"Hop-tu-naa is the oldest continuously-existing tradition in the Isle of Man. Celebrated on the 31st of October, Hop-tu-naa is the Manx equivalent of Halloween, with some very important differences. Unmistakably, one of the key features of hop-tu-naa is the "moot" (turnip), which is hollowed out and decorated; there is also a range of popular folk songs with regional differences, in both English and Manx; there is a traditional folk dance still practiced across the Island today; and there are some unusual customs and supertitions which link back to the ancient Celtic beliefs about this time of year."
Many public Hop-tu-Naa events take place across the Isle of Man each year, most of which today include competitions for artistically carving turnips and the singing of traditional songs.
For anyone who is interested to learn more, here is their web page...
It looks there is a big Celtic influence in the Isle of Man customs. Didn't Fin McCool throw a lump of mud and stone into the Irish sea and it became the Isle of Man? I love reading all about the ancient customs and traditions.ReplyDelete
That's right. The island is supposedly named after Mannanan mac Lir, a Celtic sea god. Great stories.Delete
Very interesting. I had not heard about this tradition before.ReplyDelete
By the way, Hop Tu Naa sounds like a Vietnamese fishing village.
Perhaps I should go there for my next holiday?Delete
Love that carved turnip. My birthday is Hallowe'en - how I would love a Pumpkin carved like that.ReplyDelete
Last year we invited some friends over for dinner at Hop Tu Naa and they gave us a beautifully carved turnip as a gift. It was lovely by the fireside with a tea light inside. In case I don't get to post over Halloween, have a lovely birthday.Delete

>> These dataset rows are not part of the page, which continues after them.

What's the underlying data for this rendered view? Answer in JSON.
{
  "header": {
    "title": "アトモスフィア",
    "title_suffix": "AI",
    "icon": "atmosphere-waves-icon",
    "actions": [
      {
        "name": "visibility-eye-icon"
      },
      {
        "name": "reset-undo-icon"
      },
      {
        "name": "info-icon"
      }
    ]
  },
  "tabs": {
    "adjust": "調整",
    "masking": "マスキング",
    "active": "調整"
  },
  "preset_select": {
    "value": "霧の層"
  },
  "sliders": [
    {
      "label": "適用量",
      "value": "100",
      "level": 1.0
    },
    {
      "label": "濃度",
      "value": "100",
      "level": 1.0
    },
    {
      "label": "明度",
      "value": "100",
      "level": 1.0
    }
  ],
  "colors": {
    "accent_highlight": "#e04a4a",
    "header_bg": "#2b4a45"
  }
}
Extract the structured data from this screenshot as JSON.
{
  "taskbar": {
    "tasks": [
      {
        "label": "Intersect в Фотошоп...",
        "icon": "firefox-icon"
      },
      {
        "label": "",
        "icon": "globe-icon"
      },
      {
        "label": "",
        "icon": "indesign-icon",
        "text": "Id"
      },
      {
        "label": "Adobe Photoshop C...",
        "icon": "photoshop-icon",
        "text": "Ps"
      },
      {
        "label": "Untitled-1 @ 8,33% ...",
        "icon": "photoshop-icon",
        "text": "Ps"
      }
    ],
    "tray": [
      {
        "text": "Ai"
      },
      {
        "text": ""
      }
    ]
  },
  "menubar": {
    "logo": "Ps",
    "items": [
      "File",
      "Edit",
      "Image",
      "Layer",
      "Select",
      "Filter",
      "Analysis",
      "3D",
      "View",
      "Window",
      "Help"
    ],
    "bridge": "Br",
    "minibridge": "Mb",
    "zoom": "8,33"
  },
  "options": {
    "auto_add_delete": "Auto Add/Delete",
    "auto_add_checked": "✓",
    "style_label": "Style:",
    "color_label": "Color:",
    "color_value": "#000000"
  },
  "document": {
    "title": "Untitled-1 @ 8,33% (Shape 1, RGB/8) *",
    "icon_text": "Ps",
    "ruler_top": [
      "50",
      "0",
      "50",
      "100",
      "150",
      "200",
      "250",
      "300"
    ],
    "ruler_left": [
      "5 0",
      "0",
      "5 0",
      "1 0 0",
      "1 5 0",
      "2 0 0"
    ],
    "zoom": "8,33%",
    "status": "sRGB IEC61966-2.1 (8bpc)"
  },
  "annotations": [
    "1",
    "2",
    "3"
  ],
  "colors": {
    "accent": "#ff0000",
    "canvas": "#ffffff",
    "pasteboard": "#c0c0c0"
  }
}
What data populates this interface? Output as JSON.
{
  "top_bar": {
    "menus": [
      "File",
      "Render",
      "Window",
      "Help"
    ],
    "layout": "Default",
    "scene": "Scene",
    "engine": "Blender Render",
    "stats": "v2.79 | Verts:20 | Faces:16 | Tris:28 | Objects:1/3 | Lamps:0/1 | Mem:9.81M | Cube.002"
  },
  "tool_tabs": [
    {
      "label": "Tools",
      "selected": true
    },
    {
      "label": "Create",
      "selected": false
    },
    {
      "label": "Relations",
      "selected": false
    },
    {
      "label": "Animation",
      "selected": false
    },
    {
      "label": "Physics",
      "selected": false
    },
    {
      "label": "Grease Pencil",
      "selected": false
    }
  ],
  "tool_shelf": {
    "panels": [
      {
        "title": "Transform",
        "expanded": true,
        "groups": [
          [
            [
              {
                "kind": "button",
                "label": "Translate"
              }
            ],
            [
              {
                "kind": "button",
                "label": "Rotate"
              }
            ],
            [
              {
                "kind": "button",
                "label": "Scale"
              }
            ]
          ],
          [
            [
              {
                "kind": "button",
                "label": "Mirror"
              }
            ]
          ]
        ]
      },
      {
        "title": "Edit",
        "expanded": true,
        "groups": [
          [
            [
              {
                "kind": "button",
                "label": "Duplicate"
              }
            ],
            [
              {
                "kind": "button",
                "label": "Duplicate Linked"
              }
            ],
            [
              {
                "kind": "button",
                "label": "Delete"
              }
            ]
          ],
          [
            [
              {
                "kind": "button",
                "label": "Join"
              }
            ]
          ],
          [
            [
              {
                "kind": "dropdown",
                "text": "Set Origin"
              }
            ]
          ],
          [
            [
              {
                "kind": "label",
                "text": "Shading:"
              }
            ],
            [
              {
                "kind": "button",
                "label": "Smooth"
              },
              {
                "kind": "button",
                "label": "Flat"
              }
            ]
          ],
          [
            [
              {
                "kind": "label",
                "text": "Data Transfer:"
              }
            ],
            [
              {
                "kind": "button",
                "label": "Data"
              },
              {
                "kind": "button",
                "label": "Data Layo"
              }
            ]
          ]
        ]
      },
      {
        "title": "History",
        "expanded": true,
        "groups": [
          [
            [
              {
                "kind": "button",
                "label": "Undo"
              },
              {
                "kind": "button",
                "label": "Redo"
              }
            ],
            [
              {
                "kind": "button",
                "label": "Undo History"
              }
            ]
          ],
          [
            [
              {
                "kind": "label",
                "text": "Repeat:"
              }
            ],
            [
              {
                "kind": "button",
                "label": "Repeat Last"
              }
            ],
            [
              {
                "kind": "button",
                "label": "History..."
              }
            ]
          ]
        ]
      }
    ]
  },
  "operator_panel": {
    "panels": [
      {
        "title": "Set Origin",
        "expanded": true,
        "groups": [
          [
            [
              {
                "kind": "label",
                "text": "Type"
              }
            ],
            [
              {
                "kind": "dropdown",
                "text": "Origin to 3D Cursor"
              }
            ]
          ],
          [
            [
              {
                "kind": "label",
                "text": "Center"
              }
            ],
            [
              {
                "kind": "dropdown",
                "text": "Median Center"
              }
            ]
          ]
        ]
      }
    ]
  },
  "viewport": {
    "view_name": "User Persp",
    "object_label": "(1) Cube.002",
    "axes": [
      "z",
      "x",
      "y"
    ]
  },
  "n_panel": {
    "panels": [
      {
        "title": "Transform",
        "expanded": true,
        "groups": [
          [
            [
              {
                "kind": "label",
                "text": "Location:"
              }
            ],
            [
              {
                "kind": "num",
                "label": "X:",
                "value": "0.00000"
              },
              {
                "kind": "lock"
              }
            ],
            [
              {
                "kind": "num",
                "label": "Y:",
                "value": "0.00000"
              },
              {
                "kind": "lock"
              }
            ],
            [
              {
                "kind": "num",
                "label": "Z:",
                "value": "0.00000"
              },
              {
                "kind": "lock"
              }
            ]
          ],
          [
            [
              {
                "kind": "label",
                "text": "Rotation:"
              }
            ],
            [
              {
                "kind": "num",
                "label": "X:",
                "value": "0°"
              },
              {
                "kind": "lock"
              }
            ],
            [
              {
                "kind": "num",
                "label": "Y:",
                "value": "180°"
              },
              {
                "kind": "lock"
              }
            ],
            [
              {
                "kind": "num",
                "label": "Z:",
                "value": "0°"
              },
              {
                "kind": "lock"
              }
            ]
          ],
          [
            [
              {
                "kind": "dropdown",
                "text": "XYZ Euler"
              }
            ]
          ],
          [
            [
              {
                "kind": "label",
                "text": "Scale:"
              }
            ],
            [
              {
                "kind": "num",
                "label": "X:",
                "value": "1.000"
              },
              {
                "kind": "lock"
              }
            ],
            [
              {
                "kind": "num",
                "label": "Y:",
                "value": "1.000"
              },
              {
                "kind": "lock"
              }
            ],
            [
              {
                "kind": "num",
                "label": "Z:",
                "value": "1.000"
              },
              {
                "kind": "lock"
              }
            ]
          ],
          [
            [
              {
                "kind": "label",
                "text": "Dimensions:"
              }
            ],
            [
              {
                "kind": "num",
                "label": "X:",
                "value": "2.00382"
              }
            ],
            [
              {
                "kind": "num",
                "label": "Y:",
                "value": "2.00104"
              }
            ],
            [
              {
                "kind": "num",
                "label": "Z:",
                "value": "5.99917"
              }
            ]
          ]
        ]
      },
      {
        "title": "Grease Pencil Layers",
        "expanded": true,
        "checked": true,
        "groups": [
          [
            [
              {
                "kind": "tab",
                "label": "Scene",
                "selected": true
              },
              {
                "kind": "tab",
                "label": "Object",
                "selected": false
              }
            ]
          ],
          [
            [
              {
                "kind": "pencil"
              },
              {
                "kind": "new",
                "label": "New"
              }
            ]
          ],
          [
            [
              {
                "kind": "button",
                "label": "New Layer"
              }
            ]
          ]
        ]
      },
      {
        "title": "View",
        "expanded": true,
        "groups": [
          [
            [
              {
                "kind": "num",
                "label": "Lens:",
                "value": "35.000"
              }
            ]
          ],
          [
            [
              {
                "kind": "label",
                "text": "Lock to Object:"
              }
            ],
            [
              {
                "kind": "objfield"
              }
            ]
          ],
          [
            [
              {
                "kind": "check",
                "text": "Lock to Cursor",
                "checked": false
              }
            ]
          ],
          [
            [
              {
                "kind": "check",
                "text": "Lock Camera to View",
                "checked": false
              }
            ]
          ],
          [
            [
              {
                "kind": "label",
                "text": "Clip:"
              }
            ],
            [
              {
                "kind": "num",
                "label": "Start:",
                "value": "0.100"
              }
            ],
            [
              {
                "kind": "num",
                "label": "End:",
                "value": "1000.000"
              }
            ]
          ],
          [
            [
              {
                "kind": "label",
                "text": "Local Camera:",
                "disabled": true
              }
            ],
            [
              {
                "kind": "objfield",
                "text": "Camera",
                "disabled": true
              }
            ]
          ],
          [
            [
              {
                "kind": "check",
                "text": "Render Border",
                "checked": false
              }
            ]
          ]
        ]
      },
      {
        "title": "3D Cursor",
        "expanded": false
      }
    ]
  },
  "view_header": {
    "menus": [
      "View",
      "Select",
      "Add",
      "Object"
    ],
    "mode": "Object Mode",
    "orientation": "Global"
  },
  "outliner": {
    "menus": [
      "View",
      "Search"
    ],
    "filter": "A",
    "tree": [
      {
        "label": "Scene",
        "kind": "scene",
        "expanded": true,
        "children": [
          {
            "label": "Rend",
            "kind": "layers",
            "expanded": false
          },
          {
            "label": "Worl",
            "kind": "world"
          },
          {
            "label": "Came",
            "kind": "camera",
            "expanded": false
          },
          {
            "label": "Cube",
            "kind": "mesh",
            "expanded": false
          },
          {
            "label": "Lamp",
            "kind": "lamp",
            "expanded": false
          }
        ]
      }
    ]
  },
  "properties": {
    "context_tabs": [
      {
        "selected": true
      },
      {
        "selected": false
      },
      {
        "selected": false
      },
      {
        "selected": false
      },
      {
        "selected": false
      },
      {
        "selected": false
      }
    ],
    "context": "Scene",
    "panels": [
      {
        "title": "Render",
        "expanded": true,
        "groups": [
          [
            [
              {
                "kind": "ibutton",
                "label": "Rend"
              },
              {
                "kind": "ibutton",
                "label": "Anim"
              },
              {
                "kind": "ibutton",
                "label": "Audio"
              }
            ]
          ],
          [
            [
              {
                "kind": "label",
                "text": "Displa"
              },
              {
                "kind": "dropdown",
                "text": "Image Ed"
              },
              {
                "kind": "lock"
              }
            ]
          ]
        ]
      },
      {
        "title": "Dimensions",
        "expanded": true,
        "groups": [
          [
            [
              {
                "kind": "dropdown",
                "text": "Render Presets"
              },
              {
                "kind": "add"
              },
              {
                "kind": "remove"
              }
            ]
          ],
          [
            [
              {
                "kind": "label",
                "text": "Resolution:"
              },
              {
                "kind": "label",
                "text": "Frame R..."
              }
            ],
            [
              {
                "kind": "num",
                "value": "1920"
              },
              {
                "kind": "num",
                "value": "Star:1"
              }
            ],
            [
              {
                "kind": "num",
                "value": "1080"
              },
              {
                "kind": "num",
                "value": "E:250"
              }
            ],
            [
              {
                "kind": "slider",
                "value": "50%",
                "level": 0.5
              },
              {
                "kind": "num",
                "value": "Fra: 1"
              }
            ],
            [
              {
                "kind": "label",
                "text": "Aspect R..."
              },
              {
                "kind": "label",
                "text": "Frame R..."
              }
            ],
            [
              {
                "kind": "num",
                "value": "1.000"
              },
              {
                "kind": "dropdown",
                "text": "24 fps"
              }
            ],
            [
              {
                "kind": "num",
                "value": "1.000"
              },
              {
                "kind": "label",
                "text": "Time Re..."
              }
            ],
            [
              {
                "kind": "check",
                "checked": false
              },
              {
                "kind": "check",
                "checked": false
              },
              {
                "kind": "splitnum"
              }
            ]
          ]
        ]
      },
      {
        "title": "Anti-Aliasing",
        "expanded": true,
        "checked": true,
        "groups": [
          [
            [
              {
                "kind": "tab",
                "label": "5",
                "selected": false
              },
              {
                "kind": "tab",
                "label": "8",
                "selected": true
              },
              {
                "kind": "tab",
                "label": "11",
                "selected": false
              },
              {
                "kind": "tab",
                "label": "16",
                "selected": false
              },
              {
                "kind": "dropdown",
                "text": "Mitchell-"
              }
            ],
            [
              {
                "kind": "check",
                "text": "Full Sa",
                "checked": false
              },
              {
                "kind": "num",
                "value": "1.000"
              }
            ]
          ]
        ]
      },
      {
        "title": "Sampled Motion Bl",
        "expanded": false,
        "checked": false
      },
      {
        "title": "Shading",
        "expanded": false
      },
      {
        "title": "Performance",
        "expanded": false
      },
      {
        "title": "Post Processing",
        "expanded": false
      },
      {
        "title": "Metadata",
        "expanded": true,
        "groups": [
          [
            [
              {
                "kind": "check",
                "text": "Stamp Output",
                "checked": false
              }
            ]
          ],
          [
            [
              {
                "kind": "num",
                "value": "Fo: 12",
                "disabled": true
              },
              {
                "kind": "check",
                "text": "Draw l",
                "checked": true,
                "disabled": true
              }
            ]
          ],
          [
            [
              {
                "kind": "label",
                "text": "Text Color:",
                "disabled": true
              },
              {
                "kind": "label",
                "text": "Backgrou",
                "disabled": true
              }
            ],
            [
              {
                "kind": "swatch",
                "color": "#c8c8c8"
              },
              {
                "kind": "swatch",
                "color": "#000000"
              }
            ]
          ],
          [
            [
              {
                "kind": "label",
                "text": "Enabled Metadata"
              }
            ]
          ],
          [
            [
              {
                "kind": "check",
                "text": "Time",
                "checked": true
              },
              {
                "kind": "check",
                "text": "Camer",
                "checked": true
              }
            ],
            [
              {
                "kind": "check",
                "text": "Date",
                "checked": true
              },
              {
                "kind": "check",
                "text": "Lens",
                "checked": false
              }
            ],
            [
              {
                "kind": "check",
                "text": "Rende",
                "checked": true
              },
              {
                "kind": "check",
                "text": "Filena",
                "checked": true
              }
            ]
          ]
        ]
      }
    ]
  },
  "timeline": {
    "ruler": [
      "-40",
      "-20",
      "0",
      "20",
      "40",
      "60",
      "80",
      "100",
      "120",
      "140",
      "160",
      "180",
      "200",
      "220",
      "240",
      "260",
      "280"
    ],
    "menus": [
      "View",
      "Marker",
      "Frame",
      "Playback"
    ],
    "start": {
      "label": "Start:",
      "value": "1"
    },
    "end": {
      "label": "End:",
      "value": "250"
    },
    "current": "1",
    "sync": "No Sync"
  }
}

Carving a turnip is eminently more difficult than carving a pumpkin. It spoiled Hallowe'en for me as a child. My little hands were sore for days!ReplyDelete
I expect they use power tools these days!Delete
Interesting to read about a different culture!ReplyDelete
We have little turnips which would be slightly easier to hollow out. I like the idea
I struggle to cut up turnips for cooking so cannot imagine how hard it would be to carve artistically.Delete
I didn't know about this so thank you! Everyday's a school day!ReplyDelete